But it was reserved for Dr. Boylston, of Boston, to enlighten mankind on this important subject, and he therefore claims the discovery of its source in the following manner: “The most learned part of mankind are still at a loss about many things even in medical use, and particularly were so, in what is called ambergris, until our whale fishermen of Nantucket, in New England, some three or four years past made the discovery. [There follows two pages of detail about ambergris and a letter from an American Fellow of the Royal Society, Hon. Paul Dudley on various uses of the substance]: Further on in the same letter he states, “I meddle not here with the precious ambergris found in this whale, because I design to close the whole with that discovery.” And here is his conclusion: “But truth,” says he, “is the daughter of time; it is now at length found out, that occultum naturae is an animal production, and bred in the body of the spermaceti whale. I doubt not,” he continues, “but in process of time some further particulars may be procured with respect to ambergris, and I shall be proud to transmit them; in the mean time I hope the Society will accept of this first essay, and allow my poor country the honour of discovering, or at least ascertaining, the origin and nature of ambergris.”—Phil. Trans. vol. xxxiii.

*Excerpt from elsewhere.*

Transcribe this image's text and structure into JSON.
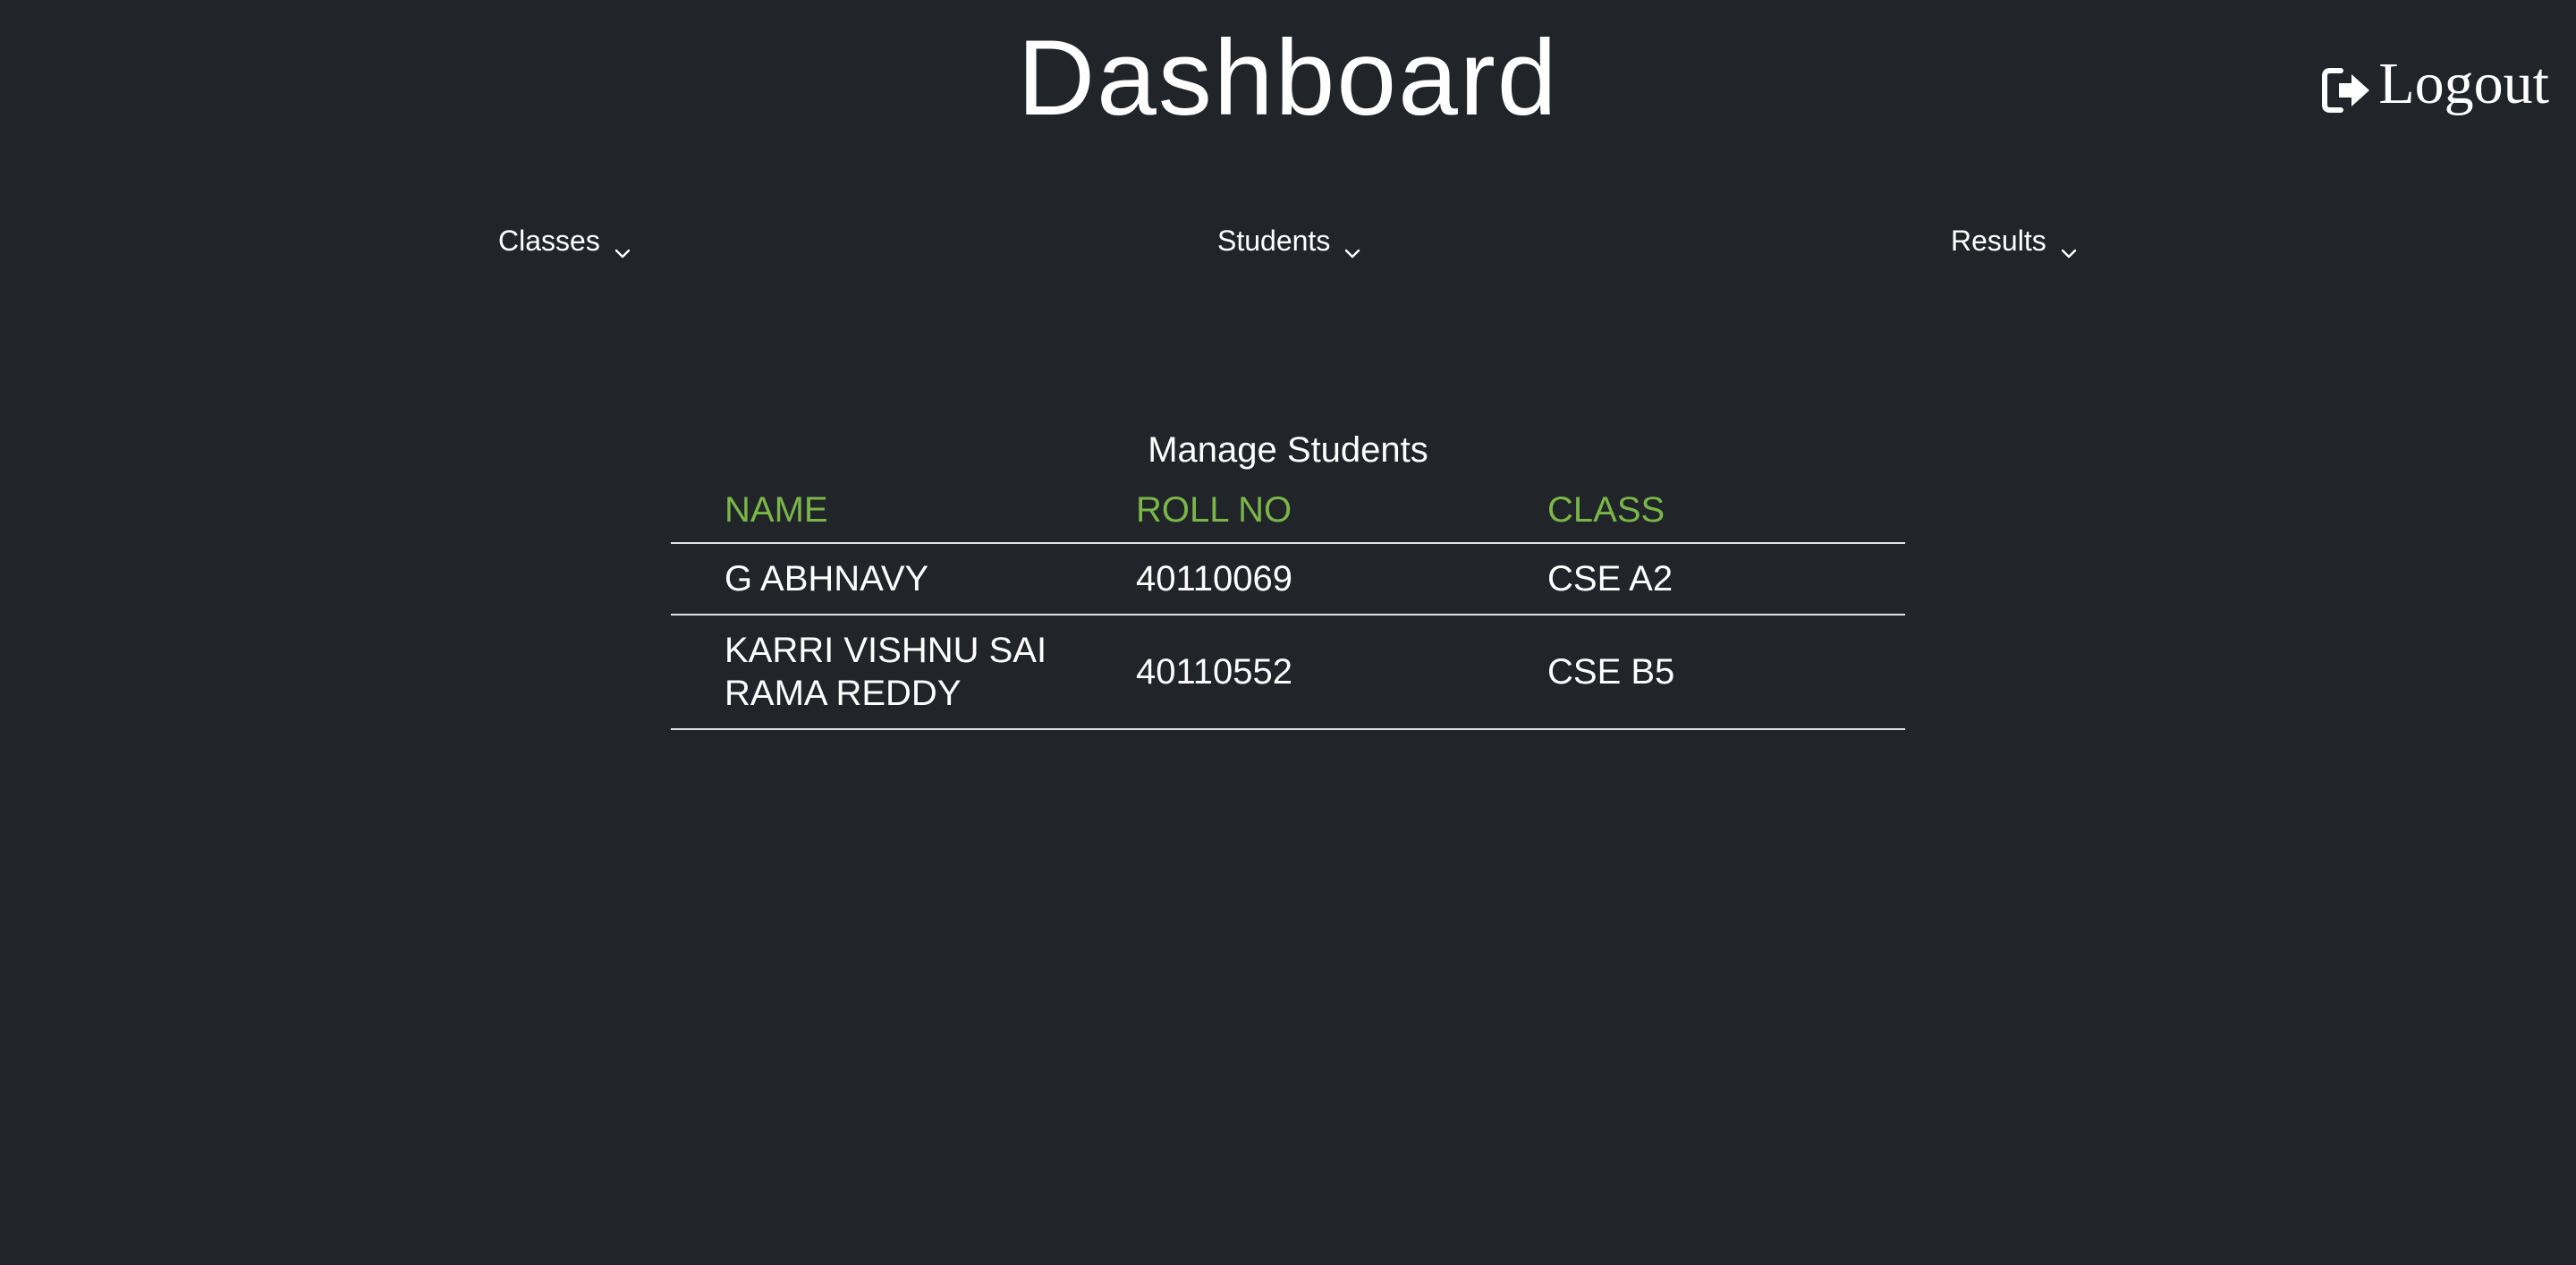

In a paper which was read before the Royal Society by Dr. Schwediawer, in 1783, respecting the medical properties of ambergris, he remarks, that “if we wish to see any medicinal effects from this substance, we must certainly not expect them from two or three grains, but give rather as many scruples of it for a dose; though even then I should not expect much from it, as I have taken of pure unadulterated ambergris in powder thirty grains at once, without observing the least sensible effect from it. A sailor, however, who had the curiosity to try the effects of some recent ambergris upon himself, took half an ounce of it melted upon the fire, and found it a good purgative, which proves that it is not quite inert.” Phil. Trans. vol. lxxiii. p. 226.

p. 235, on their first view of the magnificent islands: If I could feel so great an excitement in beholding the exceedingly beautiful scenery of this place, what must the discoverers have felt when they first found these islands? Lying in the midst of the vast North Pacific Ocean, after having cruised in search of land week after week, month after month, at length almost despairing, all on board dull and melancholy—nothing new, nothing seen to disturb the monotony on board—all at once rises to their astonished and delighted sight a chain of romantic and magnificent islands, with a new people, having a new language to any yet known, new manners and customs for their observation; no one can describe the feelings which they must have enjoyed on that great occasion.

p. 317, after another threat of total shipwreck: We sincerely thanked the Disposer of all things for again preserving us from so horrible a calamity; as in the event of our shipwreck in this part of the world we should have been surrounded by savages whose sordid souls know naught of kindness to the stranger.

Thus Beale effortlessly swings from extreme excitement to ennui, with nary a word about how sailors tried to amuse themselves with mere books.